YOUR ASSIGNMENT
Without any of the pictures, set down the data below exactly.

Data records for software interfaces
>>>>>

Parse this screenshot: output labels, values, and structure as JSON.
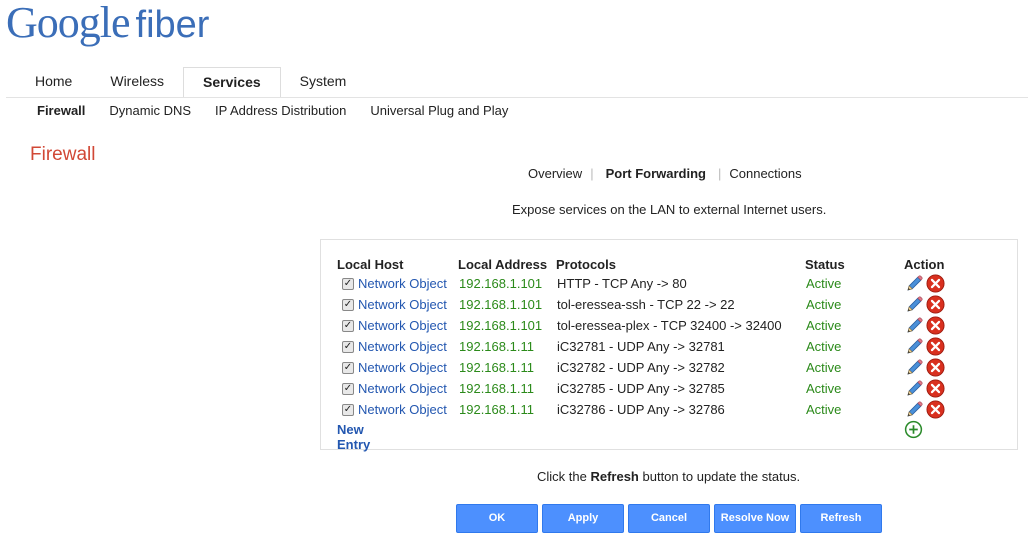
{
  "brand": {
    "word1": "Google",
    "word2": "fiber",
    "color": "#3b6eb8"
  },
  "main_tabs": [
    {
      "label": "Home"
    },
    {
      "label": "Wireless"
    },
    {
      "label": "Services",
      "active": true
    },
    {
      "label": "System"
    }
  ],
  "sub_tabs": [
    {
      "label": "Firewall",
      "active": true
    },
    {
      "label": "Dynamic DNS"
    },
    {
      "label": "IP Address Distribution"
    },
    {
      "label": "Universal Plug and Play"
    }
  ],
  "page_title": "Firewall",
  "view_tabs": [
    {
      "label": "Overview"
    },
    {
      "label": "Port Forwarding",
      "active": true
    },
    {
      "label": "Connections"
    }
  ],
  "description": "Expose services on the LAN to external Internet users.",
  "table": {
    "headers": {
      "local_host": "Local Host",
      "local_address": "Local Address",
      "protocols": "Protocols",
      "status": "Status",
      "action": "Action"
    },
    "rows": [
      {
        "checked": true,
        "host": "Network Object",
        "address": "192.168.1.101",
        "protocol": "HTTP - TCP Any -> 80",
        "status": "Active"
      },
      {
        "checked": true,
        "host": "Network Object",
        "address": "192.168.1.101",
        "protocol": "tol-eressea-ssh - TCP 22 -> 22",
        "status": "Active"
      },
      {
        "checked": true,
        "host": "Network Object",
        "address": "192.168.1.101",
        "protocol": "tol-eressea-plex - TCP 32400 -> 32400",
        "status": "Active"
      },
      {
        "checked": true,
        "host": "Network Object",
        "address": "192.168.1.11",
        "protocol": "iC32781 - UDP Any -> 32781",
        "status": "Active"
      },
      {
        "checked": true,
        "host": "Network Object",
        "address": "192.168.1.11",
        "protocol": "iC32782 - UDP Any -> 32782",
        "status": "Active"
      },
      {
        "checked": true,
        "host": "Network Object",
        "address": "192.168.1.11",
        "protocol": "iC32785 - UDP Any -> 32785",
        "status": "Active"
      },
      {
        "checked": true,
        "host": "Network Object",
        "address": "192.168.1.11",
        "protocol": "iC32786 - UDP Any -> 32786",
        "status": "Active"
      }
    ],
    "new_entry": "New Entry",
    "row_icons": [
      "pencil-icon",
      "delete-x-icon"
    ],
    "add_icon": "plus-circle-icon"
  },
  "hint": {
    "before": "Click the ",
    "strong": "Refresh",
    "after": " button to update the status."
  },
  "buttons": {
    "ok": "OK",
    "apply": "Apply",
    "cancel": "Cancel",
    "resolve_now": "Resolve Now",
    "refresh": "Refresh"
  },
  "colors": {
    "accent_blue": "#4d90fe",
    "link_blue": "#2357b0",
    "status_green": "#2b8a1a",
    "title_red": "#d14836",
    "delete_red": "#d9301f",
    "add_green": "#2a8a2a"
  }
}
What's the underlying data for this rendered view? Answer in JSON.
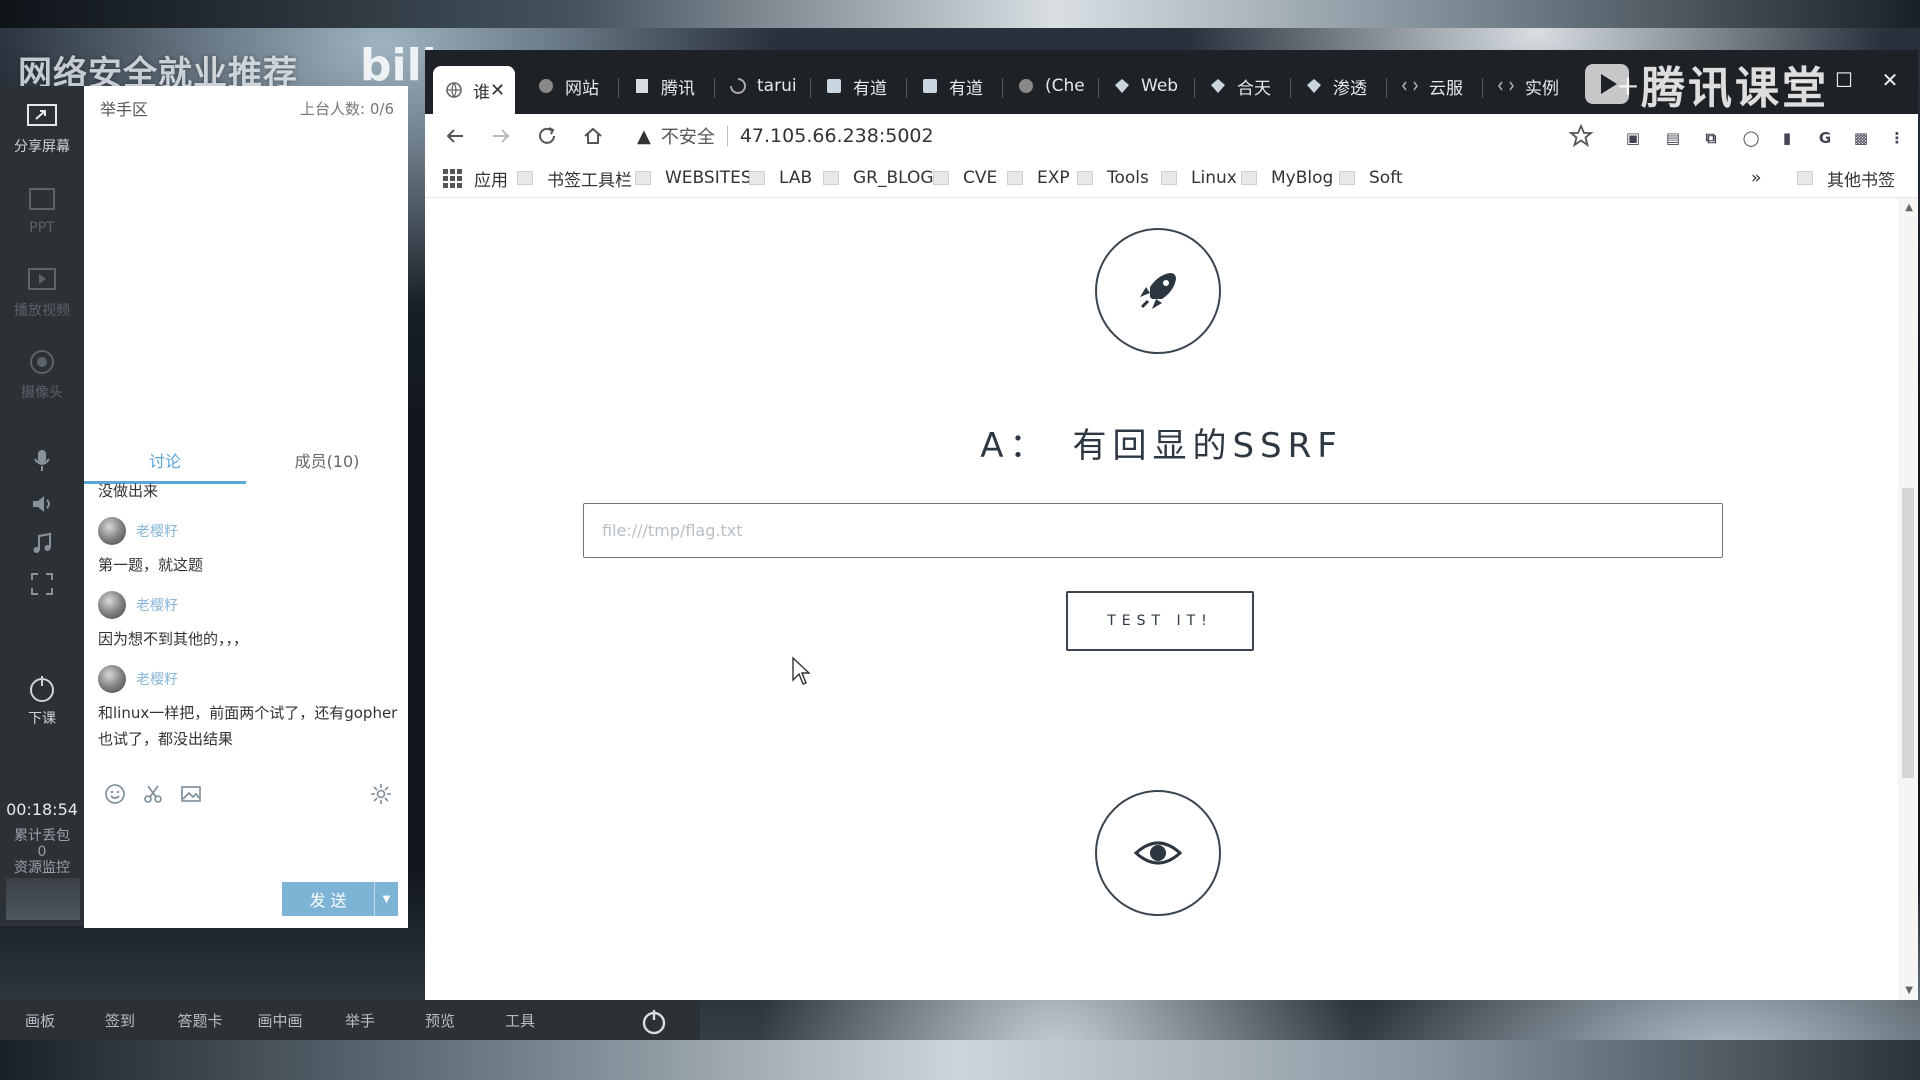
{
  "overlay": {
    "title": "网络安全就业推荐",
    "bili": "bili"
  },
  "rail": {
    "share_screen": "分享屏幕",
    "ppt": "PPT",
    "play_video": "播放视频",
    "camera": "摄像头",
    "end_class": "下课",
    "timer": "00:18:54",
    "note1": "累计丢包",
    "note2": "0",
    "note3": "资源监控"
  },
  "chat": {
    "hand_title": "举手区",
    "hand_count": "上台人数: 0/6",
    "tab_discuss": "讨论",
    "tab_members": "成员(10)",
    "messages": [
      {
        "user": "",
        "text": "没做出来"
      },
      {
        "user": "老樱籽",
        "text": "第一题，就这题"
      },
      {
        "user": "老樱籽",
        "text": "因为想不到其他的，，，"
      },
      {
        "user": "老樱籽",
        "text": "和linux一样把，前面两个试了，还有gopher也试了，都没出结果"
      }
    ],
    "send_label": "发 送"
  },
  "bottom_bar": {
    "items": [
      "画板",
      "签到",
      "答题卡",
      "画中画",
      "举手",
      "预览",
      "工具"
    ]
  },
  "browser": {
    "tabs": [
      {
        "label": "谁",
        "icon": "globe-icon",
        "active": true
      },
      {
        "label": "网站",
        "icon": "globe-icon"
      },
      {
        "label": "腾讯",
        "icon": "doc-icon"
      },
      {
        "label": "tarui",
        "icon": "loading-icon"
      },
      {
        "label": "有道",
        "icon": "note-icon"
      },
      {
        "label": "有道",
        "icon": "note-icon"
      },
      {
        "label": "(Che",
        "icon": "globe-icon"
      },
      {
        "label": "Web",
        "icon": "diamond-icon"
      },
      {
        "label": "合天",
        "icon": "diamond-icon"
      },
      {
        "label": "渗透",
        "icon": "diamond-icon"
      },
      {
        "label": "云服",
        "icon": "cloud-icon"
      },
      {
        "label": "实例",
        "icon": "cloud-icon"
      }
    ],
    "tencent_logo": "腾讯课堂",
    "address": {
      "security_label": "不安全",
      "url": "47.105.66.238:5002"
    },
    "bookmarks": [
      {
        "label": "应用",
        "type": "apps"
      },
      {
        "label": "书签工具栏",
        "type": "folder"
      },
      {
        "label": "WEBSITES",
        "type": "folder"
      },
      {
        "label": "LAB",
        "type": "folder"
      },
      {
        "label": "GR_BLOG",
        "type": "folder"
      },
      {
        "label": "CVE",
        "type": "folder"
      },
      {
        "label": "EXP",
        "type": "folder"
      },
      {
        "label": "Tools",
        "type": "folder"
      },
      {
        "label": "Linux",
        "type": "folder"
      },
      {
        "label": "MyBlog",
        "type": "folder"
      },
      {
        "label": "Soft",
        "type": "folder"
      },
      {
        "label": "其他书签",
        "type": "folder"
      }
    ],
    "bookmarks_more": "»"
  },
  "page": {
    "heading": "A：　有回显的SSRF",
    "input_placeholder": "file:///tmp/flag.txt",
    "button_label": "TEST IT!"
  },
  "colors": {
    "accent": "#5aa6d6",
    "send_button": "#7db4d6",
    "tab_strip": "#1e2226",
    "rail": "#2c3136"
  }
}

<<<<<

RESPONSE BELOW
Parse this screenshot: output labels, values, and structure as JSON.
{
  "brand": {
    "word1": "Google",
    "word2": "fiber",
    "color": "#3b6eb8"
  },
  "main_tabs": [
    {
      "label": "Home"
    },
    {
      "label": "Wireless"
    },
    {
      "label": "Services",
      "active": true
    },
    {
      "label": "System"
    }
  ],
  "sub_tabs": [
    {
      "label": "Firewall",
      "active": true
    },
    {
      "label": "Dynamic DNS"
    },
    {
      "label": "IP Address Distribution"
    },
    {
      "label": "Universal Plug and Play"
    }
  ],
  "page_title": "Firewall",
  "view_tabs": [
    {
      "label": "Overview"
    },
    {
      "label": "Port Forwarding",
      "active": true
    },
    {
      "label": "Connections"
    }
  ],
  "description": "Expose services on the LAN to external Internet users.",
  "table": {
    "headers": {
      "local_host": "Local Host",
      "local_address": "Local Address",
      "protocols": "Protocols",
      "status": "Status",
      "action": "Action"
    },
    "rows": [
      {
        "checked": true,
        "host": "Network Object",
        "address": "192.168.1.101",
        "protocol": "HTTP - TCP Any -> 80",
        "status": "Active"
      },
      {
        "checked": true,
        "host": "Network Object",
        "address": "192.168.1.101",
        "protocol": "tol-eressea-ssh - TCP 22 -> 22",
        "status": "Active"
      },
      {
        "checked": true,
        "host": "Network Object",
        "address": "192.168.1.101",
        "protocol": "tol-eressea-plex - TCP 32400 -> 32400",
        "status": "Active"
      },
      {
        "checked": true,
        "host": "Network Object",
        "address": "192.168.1.11",
        "protocol": "iC32781 - UDP Any -> 32781",
        "status": "Active"
      },
      {
        "checked": true,
        "host": "Network Object",
        "address": "192.168.1.11",
        "protocol": "iC32782 - UDP Any -> 32782",
        "status": "Active"
      },
      {
        "checked": true,
        "host": "Network Object",
        "address": "192.168.1.11",
        "protocol": "iC32785 - UDP Any -> 32785",
        "status": "Active"
      },
      {
        "checked": true,
        "host": "Network Object",
        "address": "192.168.1.11",
        "protocol": "iC32786 - UDP Any -> 32786",
        "status": "Active"
      }
    ],
    "new_entry": "New Entry",
    "row_icons": [
      "pencil-icon",
      "delete-x-icon"
    ],
    "add_icon": "plus-circle-icon"
  },
  "hint": {
    "before": "Click the ",
    "strong": "Refresh",
    "after": " button to update the status."
  },
  "buttons": {
    "ok": "OK",
    "apply": "Apply",
    "cancel": "Cancel",
    "resolve_now": "Resolve Now",
    "refresh": "Refresh"
  },
  "colors": {
    "accent_blue": "#4d90fe",
    "link_blue": "#2357b0",
    "status_green": "#2b8a1a",
    "title_red": "#d14836",
    "delete_red": "#d9301f",
    "add_green": "#2a8a2a"
  }
}
What's the underlying data for this rendered view? Answer in JSON.
{
  "overlay": {
    "title": "网络安全就业推荐",
    "bili": "bili"
  },
  "rail": {
    "share_screen": "分享屏幕",
    "ppt": "PPT",
    "play_video": "播放视频",
    "camera": "摄像头",
    "end_class": "下课",
    "timer": "00:18:54",
    "note1": "累计丢包",
    "note2": "0",
    "note3": "资源监控"
  },
  "chat": {
    "hand_title": "举手区",
    "hand_count": "上台人数: 0/6",
    "tab_discuss": "讨论",
    "tab_members": "成员(10)",
    "messages": [
      {
        "user": "",
        "text": "没做出来"
      },
      {
        "user": "老樱籽",
        "text": "第一题，就这题"
      },
      {
        "user": "老樱籽",
        "text": "因为想不到其他的，，，"
      },
      {
        "user": "老樱籽",
        "text": "和linux一样把，前面两个试了，还有gopher也试了，都没出结果"
      }
    ],
    "send_label": "发 送"
  },
  "bottom_bar": {
    "items": [
      "画板",
      "签到",
      "答题卡",
      "画中画",
      "举手",
      "预览",
      "工具"
    ]
  },
  "browser": {
    "tabs": [
      {
        "label": "谁",
        "icon": "globe-icon",
        "active": true
      },
      {
        "label": "网站",
        "icon": "globe-icon"
      },
      {
        "label": "腾讯",
        "icon": "doc-icon"
      },
      {
        "label": "tarui",
        "icon": "loading-icon"
      },
      {
        "label": "有道",
        "icon": "note-icon"
      },
      {
        "label": "有道",
        "icon": "note-icon"
      },
      {
        "label": "(Che",
        "icon": "globe-icon"
      },
      {
        "label": "Web",
        "icon": "diamond-icon"
      },
      {
        "label": "合天",
        "icon": "diamond-icon"
      },
      {
        "label": "渗透",
        "icon": "diamond-icon"
      },
      {
        "label": "云服",
        "icon": "cloud-icon"
      },
      {
        "label": "实例",
        "icon": "cloud-icon"
      }
    ],
    "tencent_logo": "腾讯课堂",
    "address": {
      "security_label": "不安全",
      "url": "47.105.66.238:5002"
    },
    "bookmarks": [
      {
        "label": "应用",
        "type": "apps"
      },
      {
        "label": "书签工具栏",
        "type": "folder"
      },
      {
        "label": "WEBSITES",
        "type": "folder"
      },
      {
        "label": "LAB",
        "type": "folder"
      },
      {
        "label": "GR_BLOG",
        "type": "folder"
      },
      {
        "label": "CVE",
        "type": "folder"
      },
      {
        "label": "EXP",
        "type": "folder"
      },
      {
        "label": "Tools",
        "type": "folder"
      },
      {
        "label": "Linux",
        "type": "folder"
      },
      {
        "label": "MyBlog",
        "type": "folder"
      },
      {
        "label": "Soft",
        "type": "folder"
      },
      {
        "label": "其他书签",
        "type": "folder"
      }
    ],
    "bookmarks_more": "»"
  },
  "page": {
    "heading": "A：　有回显的SSRF",
    "input_placeholder": "file:///tmp/flag.txt",
    "button_label": "TEST IT!"
  },
  "colors": {
    "accent": "#5aa6d6",
    "send_button": "#7db4d6",
    "tab_strip": "#1e2226",
    "rail": "#2c3136"
  }
}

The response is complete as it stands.